Work to be completed: Search each line of the data for the word "screenshot"; copy every line where it is found.

══════════════════════════════

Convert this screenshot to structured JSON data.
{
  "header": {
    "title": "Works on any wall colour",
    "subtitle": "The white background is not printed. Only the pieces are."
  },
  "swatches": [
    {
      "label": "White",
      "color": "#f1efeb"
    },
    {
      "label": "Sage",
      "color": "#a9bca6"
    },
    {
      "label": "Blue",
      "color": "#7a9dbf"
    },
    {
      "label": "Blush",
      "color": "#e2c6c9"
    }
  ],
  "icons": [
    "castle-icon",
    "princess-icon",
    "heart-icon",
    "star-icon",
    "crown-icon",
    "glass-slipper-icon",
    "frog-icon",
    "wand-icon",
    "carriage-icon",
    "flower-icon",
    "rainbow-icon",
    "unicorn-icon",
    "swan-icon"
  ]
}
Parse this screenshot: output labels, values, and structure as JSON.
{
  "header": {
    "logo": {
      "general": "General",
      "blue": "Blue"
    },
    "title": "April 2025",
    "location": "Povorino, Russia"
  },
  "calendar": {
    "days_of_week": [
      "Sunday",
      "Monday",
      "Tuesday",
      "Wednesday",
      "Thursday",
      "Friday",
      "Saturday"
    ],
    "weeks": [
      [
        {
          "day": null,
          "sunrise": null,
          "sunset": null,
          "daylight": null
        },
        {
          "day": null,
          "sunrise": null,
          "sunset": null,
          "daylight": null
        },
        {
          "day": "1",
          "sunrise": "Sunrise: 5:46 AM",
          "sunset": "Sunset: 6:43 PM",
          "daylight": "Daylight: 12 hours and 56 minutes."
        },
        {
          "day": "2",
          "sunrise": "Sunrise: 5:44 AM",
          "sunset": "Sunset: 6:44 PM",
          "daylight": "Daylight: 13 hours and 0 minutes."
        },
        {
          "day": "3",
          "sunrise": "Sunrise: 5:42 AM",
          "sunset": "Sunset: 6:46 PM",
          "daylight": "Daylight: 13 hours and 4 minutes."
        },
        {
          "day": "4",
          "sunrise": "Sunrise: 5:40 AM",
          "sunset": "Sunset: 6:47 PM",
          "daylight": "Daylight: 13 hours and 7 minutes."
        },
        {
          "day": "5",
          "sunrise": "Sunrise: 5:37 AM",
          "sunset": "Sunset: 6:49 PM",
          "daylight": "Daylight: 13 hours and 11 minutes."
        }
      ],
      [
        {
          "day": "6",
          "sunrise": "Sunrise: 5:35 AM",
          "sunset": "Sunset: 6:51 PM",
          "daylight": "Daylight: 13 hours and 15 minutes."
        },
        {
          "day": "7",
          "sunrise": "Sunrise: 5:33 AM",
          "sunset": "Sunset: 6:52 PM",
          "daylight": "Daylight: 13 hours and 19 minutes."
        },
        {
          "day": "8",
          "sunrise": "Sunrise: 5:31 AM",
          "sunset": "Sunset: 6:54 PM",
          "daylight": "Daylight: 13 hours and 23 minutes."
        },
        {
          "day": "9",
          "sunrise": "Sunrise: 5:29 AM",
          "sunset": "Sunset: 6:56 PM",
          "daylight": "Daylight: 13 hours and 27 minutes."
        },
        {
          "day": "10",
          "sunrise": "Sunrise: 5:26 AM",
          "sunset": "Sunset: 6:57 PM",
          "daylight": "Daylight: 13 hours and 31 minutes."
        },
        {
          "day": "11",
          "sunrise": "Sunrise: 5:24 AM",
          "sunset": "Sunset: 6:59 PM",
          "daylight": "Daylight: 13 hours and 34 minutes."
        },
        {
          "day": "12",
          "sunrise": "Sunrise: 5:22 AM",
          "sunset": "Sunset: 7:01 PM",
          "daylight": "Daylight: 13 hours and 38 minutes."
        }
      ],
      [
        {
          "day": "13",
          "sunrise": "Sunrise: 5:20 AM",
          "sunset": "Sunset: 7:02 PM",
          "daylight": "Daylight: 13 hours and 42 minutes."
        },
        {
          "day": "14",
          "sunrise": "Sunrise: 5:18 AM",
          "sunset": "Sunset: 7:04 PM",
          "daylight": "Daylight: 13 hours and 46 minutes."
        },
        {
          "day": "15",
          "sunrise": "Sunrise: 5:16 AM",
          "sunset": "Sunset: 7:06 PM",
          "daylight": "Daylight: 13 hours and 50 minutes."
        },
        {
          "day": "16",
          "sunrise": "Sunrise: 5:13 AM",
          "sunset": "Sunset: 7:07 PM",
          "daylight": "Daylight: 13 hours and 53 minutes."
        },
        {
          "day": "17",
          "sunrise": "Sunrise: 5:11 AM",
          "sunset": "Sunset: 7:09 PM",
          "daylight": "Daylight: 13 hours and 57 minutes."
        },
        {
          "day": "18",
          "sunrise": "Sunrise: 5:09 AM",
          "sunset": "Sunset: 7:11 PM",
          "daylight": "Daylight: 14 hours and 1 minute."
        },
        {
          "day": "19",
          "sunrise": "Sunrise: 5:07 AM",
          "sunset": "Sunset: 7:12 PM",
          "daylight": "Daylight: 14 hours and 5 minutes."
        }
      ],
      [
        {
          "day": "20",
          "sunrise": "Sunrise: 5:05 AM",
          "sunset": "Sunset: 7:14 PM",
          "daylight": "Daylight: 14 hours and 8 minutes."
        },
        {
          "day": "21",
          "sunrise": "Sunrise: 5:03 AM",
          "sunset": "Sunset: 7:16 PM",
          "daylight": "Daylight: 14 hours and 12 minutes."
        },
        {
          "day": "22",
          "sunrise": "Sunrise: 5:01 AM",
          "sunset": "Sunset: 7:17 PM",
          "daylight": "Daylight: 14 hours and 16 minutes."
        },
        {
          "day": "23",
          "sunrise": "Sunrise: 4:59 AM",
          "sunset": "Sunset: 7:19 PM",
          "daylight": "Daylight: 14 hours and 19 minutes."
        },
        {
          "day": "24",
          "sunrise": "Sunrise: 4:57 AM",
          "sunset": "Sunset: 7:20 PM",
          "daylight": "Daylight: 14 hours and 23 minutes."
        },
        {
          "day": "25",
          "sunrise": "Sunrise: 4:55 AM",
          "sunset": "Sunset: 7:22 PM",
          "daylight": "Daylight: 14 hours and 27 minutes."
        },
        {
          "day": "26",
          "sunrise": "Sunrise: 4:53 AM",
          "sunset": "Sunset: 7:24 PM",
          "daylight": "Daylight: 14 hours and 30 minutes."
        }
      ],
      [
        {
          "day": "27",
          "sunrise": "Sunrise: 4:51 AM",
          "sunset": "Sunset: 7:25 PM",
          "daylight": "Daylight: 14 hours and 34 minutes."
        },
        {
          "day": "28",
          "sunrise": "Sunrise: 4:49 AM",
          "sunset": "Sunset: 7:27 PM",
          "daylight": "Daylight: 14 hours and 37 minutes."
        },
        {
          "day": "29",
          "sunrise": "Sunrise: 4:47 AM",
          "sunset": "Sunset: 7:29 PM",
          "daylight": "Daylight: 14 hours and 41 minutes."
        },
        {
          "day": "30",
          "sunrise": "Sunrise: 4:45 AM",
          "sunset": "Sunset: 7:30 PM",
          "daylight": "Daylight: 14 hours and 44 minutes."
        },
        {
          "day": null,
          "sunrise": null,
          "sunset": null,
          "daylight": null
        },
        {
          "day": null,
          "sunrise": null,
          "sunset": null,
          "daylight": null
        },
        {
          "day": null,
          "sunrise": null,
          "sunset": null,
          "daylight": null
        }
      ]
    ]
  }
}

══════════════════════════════

Finished task:
Convert this screenshot to structured JSON data.
Parse this screenshot: output labels, values, and structure as JSON.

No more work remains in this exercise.